Assignment: In the data below, find every line that has the string "curves", and copy it.

********

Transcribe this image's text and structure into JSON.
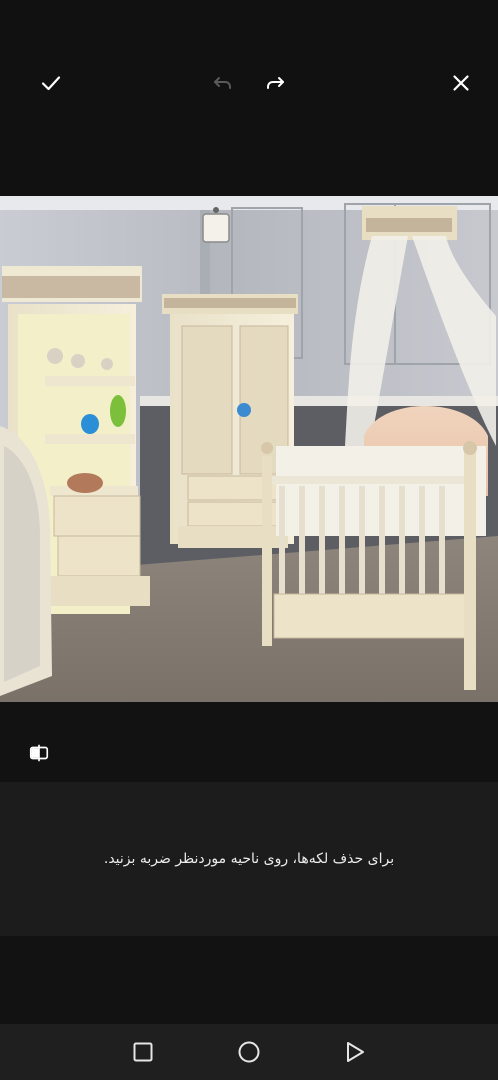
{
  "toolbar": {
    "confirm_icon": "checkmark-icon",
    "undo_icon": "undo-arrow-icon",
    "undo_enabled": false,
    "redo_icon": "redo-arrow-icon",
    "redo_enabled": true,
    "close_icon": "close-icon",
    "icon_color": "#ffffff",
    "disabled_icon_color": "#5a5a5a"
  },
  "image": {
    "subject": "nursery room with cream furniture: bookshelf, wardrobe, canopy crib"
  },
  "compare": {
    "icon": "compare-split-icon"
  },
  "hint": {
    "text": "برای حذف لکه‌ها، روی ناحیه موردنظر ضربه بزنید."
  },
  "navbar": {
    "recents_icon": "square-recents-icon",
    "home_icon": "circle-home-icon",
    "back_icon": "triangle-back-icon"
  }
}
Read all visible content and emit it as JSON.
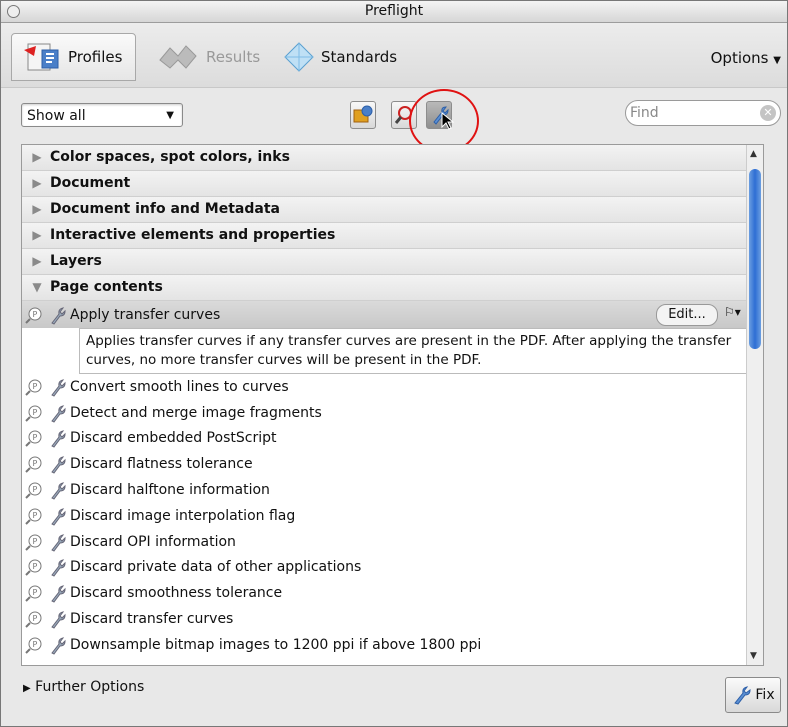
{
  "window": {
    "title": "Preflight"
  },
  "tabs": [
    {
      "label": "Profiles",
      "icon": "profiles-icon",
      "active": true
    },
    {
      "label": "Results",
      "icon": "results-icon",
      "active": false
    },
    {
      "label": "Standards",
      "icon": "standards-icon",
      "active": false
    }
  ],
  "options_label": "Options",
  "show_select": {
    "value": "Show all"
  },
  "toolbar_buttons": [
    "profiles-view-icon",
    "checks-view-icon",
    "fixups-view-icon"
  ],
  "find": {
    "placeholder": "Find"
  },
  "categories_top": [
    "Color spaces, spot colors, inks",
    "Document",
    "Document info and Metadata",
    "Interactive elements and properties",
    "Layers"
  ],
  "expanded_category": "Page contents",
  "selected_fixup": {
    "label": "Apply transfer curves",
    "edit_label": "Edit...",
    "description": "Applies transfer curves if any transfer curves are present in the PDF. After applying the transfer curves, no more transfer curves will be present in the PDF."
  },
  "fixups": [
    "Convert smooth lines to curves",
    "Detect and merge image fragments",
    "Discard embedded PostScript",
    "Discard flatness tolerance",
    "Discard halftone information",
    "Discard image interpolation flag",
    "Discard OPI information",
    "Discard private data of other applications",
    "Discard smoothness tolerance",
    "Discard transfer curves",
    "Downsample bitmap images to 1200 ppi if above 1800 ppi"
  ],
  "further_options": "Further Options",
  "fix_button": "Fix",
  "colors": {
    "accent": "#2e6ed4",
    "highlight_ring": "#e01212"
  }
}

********

Response to this exercise:
    "label": "Apply transfer curves",
    "description": "Applies transfer curves if any transfer curves are present in the PDF. After applying the transfer curves, no more transfer curves will be present in the PDF."
    "Convert smooth lines to curves",
    "Discard transfer curves",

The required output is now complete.